**PROBLEM REQUIREMENTS**
Locate every line below that contains the word "Dance" and copy it.

**DATA**
####################

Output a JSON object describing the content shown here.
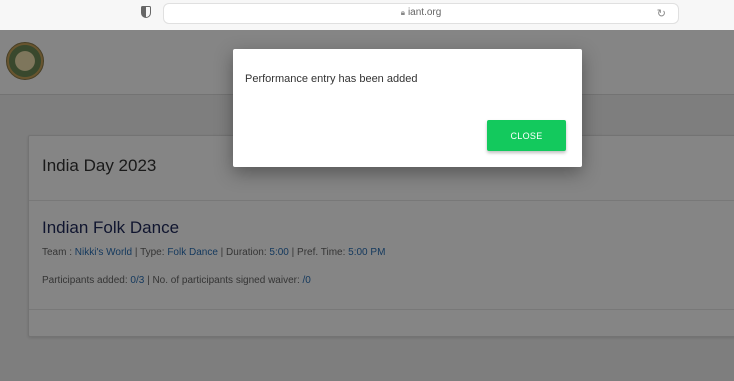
{
  "browser": {
    "url": "iant.org",
    "lock_icon": "lock-icon",
    "reload_icon": "reload-icon",
    "shield_icon": "shield-icon"
  },
  "event": {
    "title": "India Day 2023"
  },
  "performance": {
    "title": "Indian Folk Dance",
    "team_label": "Team : ",
    "team_value": "Nikki's World",
    "type_label": " | Type: ",
    "type_value": "Folk Dance",
    "duration_label": " | Duration: ",
    "duration_value": "5:00",
    "pref_time_label": " | Pref. Time: ",
    "pref_time_value": "5:00 PM",
    "participants_label": "Participants added: ",
    "participants_value": "0/3",
    "waiver_label": " | No. of participants signed waiver: ",
    "waiver_value": "/0"
  },
  "modal": {
    "message": "Performance entry has been added",
    "close_label": "CLOSE"
  },
  "colors": {
    "close_button": "#13c95d",
    "link": "#2a6fb5",
    "title": "#1f2a5a"
  }
}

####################

**SOLUTION TO THIS PROBLEM**
    "title": "Indian Folk Dance",
    "type_value": "Folk Dance",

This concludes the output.